The discussion moves to learning to match up deterrents to contemporary threats–what we think is a ready force may not work against another type of lethal force that we just aren’t ready for at all. Examples–China, Syria, Ukraine, and more. We have to stop thinking in “Cold War” terms, need different forms of deterrence. Thinking about–is there such a thing as “deterrence by detection?” Convincing an adversary that there’s nothing they can do that we can’t see or shine a light on? Not sure, but pretty clear that what we are doing now in the way of deterrence actually isn’t.
Next up: USMC/Naval integration. The best evidence of this is the evolving force design that marries up USMC capability with Navy capability into a maritime capability that a joint force commander needs. A discussion of joint exercises and logistics and the unique challenges maintaining contemporary supply lines and successful logistics operations in an interconnected and distributed world. Need for defense-in-depth to counter and contest efforts to disrupt. “Logistics” is the key. We can have the best fighting force, but if our logistics are disrupted, we can be brought to our knees. Perhaps a return to “foraging.”
Return to the subject of wargaming and Quantico’s new Warfighting Lab. Designed to give the ability to test-drive concepts and practice operational plans at the highest level. The software capabilities are what makes it invaluable, and when tied to other wargaming centers allows us to wargame joint capabilities in a larger framework.

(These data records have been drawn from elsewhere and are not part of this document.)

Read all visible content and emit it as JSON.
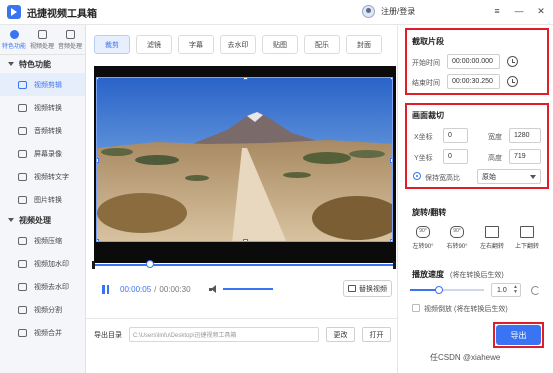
{
  "app": {
    "title": "迅捷视频工具箱",
    "login": "注册/登录"
  },
  "window": {
    "menu": "≡",
    "minimize": "—",
    "close": "✕"
  },
  "topnav": [
    {
      "label": "特色功能",
      "active": true
    },
    {
      "label": "视频处理",
      "active": false
    },
    {
      "label": "音频处理",
      "active": false
    }
  ],
  "sidebar": {
    "section1": "特色功能",
    "items1": [
      "视频剪辑",
      "视频转换",
      "音频转换",
      "屏幕录像",
      "视频转文字",
      "图片转换"
    ],
    "section2": "视频处理",
    "items2": [
      "视频压缩",
      "视频加水印",
      "视频去水印",
      "视频分割",
      "视频合并"
    ]
  },
  "tabs": [
    "裁剪",
    "滤镜",
    "字幕",
    "去水印",
    "贴图",
    "配乐",
    "封面"
  ],
  "player": {
    "current": "00:00:05",
    "separator": "/",
    "total": "00:00:30",
    "replace": "替换视频"
  },
  "output": {
    "label": "导出目录",
    "path": "C:\\Users\\linfu\\Desktop\\迅捷视频工具箱",
    "change": "更改",
    "open": "打开"
  },
  "clip": {
    "title": "截取片段",
    "start_label": "开始时间",
    "start": "00:00:00.000",
    "end_label": "结束时间",
    "end": "00:00:30.250"
  },
  "crop": {
    "title": "画面裁切",
    "x_label": "X坐标",
    "x": "0",
    "w_label": "宽度",
    "w": "1280",
    "y_label": "Y坐标",
    "y": "0",
    "h_label": "高度",
    "h": "719",
    "keep_ratio": "保持宽高比",
    "ratio": "原始"
  },
  "rotate": {
    "title": "旋转/翻转",
    "items": [
      "左转90°",
      "右转90°",
      "左右翻转",
      "上下翻转"
    ],
    "icons": [
      "90°",
      "90°",
      "",
      ""
    ]
  },
  "speed": {
    "title": "播放速度",
    "note": "(将在转换后生效)",
    "value": "1.0"
  },
  "reverse": {
    "label": "视频倒放",
    "note": "(将在转换后生效)"
  },
  "export": "导出",
  "watermark": "任CSDN @xiahewe",
  "colors": {
    "accent": "#3b74f2",
    "highlight": "#e11d2a"
  }
}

The last couple of questions: 1) thoughts on screening and evaluating recruits in order to decrease the number who wash out. Looking at cognitive, physical, resilience attributes. More than just the traditional ASVAB and strength tests. Have to make some fundamental changes–opening up the marketplace of USMC jobs, rather than strictly rotating through narrowly-based assignments. Possibly review rank at which those who come into the military with considerable experience in a field are brought in–must they all start as a Private? Or what if I’m a Marine who wants to go do something else for a couple of years and then come back at rank? Could there be a provision for that? Berger does not believe that the existing manpower structure of the Corps will suit it going forward.
The discussion concludes with Berger once again commending the serving Marines for their service, especially those who were deployed to Kabul.
I found the discussion interesting, the General refreshingly humble, and it was an enormous pleasure–for once–to see a highly-placed representative of the military who spoke for an hour about military matters and who didn’t once mention inclusion, diversity, white rage, transgender rights or any of the various other irrelevancies and distractions that usually accompany their remarks, but who seemed–at least in this interview–to be honest, forthright, and competent.
Is it possible that the United States Marine Corps is going to, even gingerly, open up this can of worms?